**Exercise**
Below are the records; print them all without any alteration.

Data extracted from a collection
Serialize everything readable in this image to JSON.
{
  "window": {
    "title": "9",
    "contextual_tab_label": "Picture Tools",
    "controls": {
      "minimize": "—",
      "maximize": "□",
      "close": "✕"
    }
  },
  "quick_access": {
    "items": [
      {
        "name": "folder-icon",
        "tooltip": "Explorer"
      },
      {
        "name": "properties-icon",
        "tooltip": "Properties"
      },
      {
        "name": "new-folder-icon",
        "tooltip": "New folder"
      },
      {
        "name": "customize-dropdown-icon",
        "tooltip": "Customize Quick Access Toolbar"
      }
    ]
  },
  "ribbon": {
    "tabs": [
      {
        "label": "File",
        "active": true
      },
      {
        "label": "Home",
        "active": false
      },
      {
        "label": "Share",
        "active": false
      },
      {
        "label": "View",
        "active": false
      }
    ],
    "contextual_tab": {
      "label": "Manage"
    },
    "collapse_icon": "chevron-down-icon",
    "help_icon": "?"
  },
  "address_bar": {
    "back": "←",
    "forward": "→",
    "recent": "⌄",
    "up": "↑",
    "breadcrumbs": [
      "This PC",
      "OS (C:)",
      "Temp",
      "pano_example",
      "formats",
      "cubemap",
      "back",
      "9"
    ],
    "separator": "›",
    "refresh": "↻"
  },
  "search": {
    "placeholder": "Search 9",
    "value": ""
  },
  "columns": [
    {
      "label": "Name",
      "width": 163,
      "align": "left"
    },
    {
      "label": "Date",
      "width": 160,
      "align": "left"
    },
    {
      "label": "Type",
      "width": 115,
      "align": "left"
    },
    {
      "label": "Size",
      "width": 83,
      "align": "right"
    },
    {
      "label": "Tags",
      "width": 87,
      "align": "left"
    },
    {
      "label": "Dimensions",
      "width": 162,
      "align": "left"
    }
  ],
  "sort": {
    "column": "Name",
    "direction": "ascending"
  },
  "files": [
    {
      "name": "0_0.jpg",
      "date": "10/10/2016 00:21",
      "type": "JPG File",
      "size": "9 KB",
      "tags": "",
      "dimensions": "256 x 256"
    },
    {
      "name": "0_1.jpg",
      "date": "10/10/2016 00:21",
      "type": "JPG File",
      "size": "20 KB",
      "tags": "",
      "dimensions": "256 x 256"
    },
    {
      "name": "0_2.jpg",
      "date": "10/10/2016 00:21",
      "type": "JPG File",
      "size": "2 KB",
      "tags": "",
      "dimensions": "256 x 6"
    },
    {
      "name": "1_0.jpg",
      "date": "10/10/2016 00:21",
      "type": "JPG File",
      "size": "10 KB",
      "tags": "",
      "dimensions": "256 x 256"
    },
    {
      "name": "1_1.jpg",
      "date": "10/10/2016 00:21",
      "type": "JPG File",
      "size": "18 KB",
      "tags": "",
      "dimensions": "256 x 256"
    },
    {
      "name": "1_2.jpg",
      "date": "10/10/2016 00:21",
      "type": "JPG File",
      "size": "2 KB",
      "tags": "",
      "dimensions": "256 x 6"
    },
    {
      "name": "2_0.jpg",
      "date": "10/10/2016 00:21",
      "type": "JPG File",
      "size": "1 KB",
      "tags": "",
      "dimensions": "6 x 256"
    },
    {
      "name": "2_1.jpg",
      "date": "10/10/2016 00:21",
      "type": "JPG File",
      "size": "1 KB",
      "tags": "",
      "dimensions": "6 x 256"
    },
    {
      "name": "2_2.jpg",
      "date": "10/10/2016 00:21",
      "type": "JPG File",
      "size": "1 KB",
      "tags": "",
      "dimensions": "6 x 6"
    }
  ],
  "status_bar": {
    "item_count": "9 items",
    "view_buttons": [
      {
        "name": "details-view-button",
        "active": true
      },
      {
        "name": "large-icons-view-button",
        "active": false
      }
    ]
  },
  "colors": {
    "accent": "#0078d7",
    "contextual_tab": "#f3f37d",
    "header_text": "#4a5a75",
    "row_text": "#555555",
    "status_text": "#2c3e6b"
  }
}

**The completed task**
Serialize everything readable in this image to JSON.
{
  "window": {
    "title": "9",
    "contextual_tab_label": "Picture Tools",
    "controls": {
      "minimize": "—",
      "maximize": "□",
      "close": "✕"
    }
  },
  "quick_access": {
    "items": [
      {
        "name": "folder-icon",
        "tooltip": "Explorer"
      },
      {
        "name": "properties-icon",
        "tooltip": "Properties"
      },
      {
        "name": "new-folder-icon",
        "tooltip": "New folder"
      },
      {
        "name": "customize-dropdown-icon",
        "tooltip": "Customize Quick Access Toolbar"
      }
    ]
  },
  "ribbon": {
    "tabs": [
      {
        "label": "File",
        "active": true
      },
      {
        "label": "Home",
        "active": false
      },
      {
        "label": "Share",
        "active": false
      },
      {
        "label": "View",
        "active": false
      }
    ],
    "contextual_tab": {
      "label": "Manage"
    },
    "collapse_icon": "chevron-down-icon",
    "help_icon": "?"
  },
  "address_bar": {
    "back": "←",
    "forward": "→",
    "recent": "⌄",
    "up": "↑",
    "breadcrumbs": [
      "This PC",
      "OS (C:)",
      "Temp",
      "pano_example",
      "formats",
      "cubemap",
      "back",
      "9"
    ],
    "separator": "›",
    "refresh": "↻"
  },
  "search": {
    "placeholder": "Search 9",
    "value": ""
  },
  "columns": [
    {
      "label": "Name",
      "width": 163,
      "align": "left"
    },
    {
      "label": "Date",
      "width": 160,
      "align": "left"
    },
    {
      "label": "Type",
      "width": 115,
      "align": "left"
    },
    {
      "label": "Size",
      "width": 83,
      "align": "right"
    },
    {
      "label": "Tags",
      "width": 87,
      "align": "left"
    },
    {
      "label": "Dimensions",
      "width": 162,
      "align": "left"
    }
  ],
  "sort": {
    "column": "Name",
    "direction": "ascending"
  },
  "files": [
    {
      "name": "0_0.jpg",
      "date": "10/10/2016 00:21",
      "type": "JPG File",
      "size": "9 KB",
      "tags": "",
      "dimensions": "256 x 256"
    },
    {
      "name": "0_1.jpg",
      "date": "10/10/2016 00:21",
      "type": "JPG File",
      "size": "20 KB",
      "tags": "",
      "dimensions": "256 x 256"
    },
    {
      "name": "0_2.jpg",
      "date": "10/10/2016 00:21",
      "type": "JPG File",
      "size": "2 KB",
      "tags": "",
      "dimensions": "256 x 6"
    },
    {
      "name": "1_0.jpg",
      "date": "10/10/2016 00:21",
      "type": "JPG File",
      "size": "10 KB",
      "tags": "",
      "dimensions": "256 x 256"
    },
    {
      "name": "1_1.jpg",
      "date": "10/10/2016 00:21",
      "type": "JPG File",
      "size": "18 KB",
      "tags": "",
      "dimensions": "256 x 256"
    },
    {
      "name": "1_2.jpg",
      "date": "10/10/2016 00:21",
      "type": "JPG File",
      "size": "2 KB",
      "tags": "",
      "dimensions": "256 x 6"
    },
    {
      "name": "2_0.jpg",
      "date": "10/10/2016 00:21",
      "type": "JPG File",
      "size": "1 KB",
      "tags": "",
      "dimensions": "6 x 256"
    },
    {
      "name": "2_1.jpg",
      "date": "10/10/2016 00:21",
      "type": "JPG File",
      "size": "1 KB",
      "tags": "",
      "dimensions": "6 x 256"
    },
    {
      "name": "2_2.jpg",
      "date": "10/10/2016 00:21",
      "type": "JPG File",
      "size": "1 KB",
      "tags": "",
      "dimensions": "6 x 6"
    }
  ],
  "status_bar": {
    "item_count": "9 items",
    "view_buttons": [
      {
        "name": "details-view-button",
        "active": true
      },
      {
        "name": "large-icons-view-button",
        "active": false
      }
    ]
  },
  "colors": {
    "accent": "#0078d7",
    "contextual_tab": "#f3f37d",
    "header_text": "#4a5a75",
    "row_text": "#555555",
    "status_text": "#2c3e6b"
  }
}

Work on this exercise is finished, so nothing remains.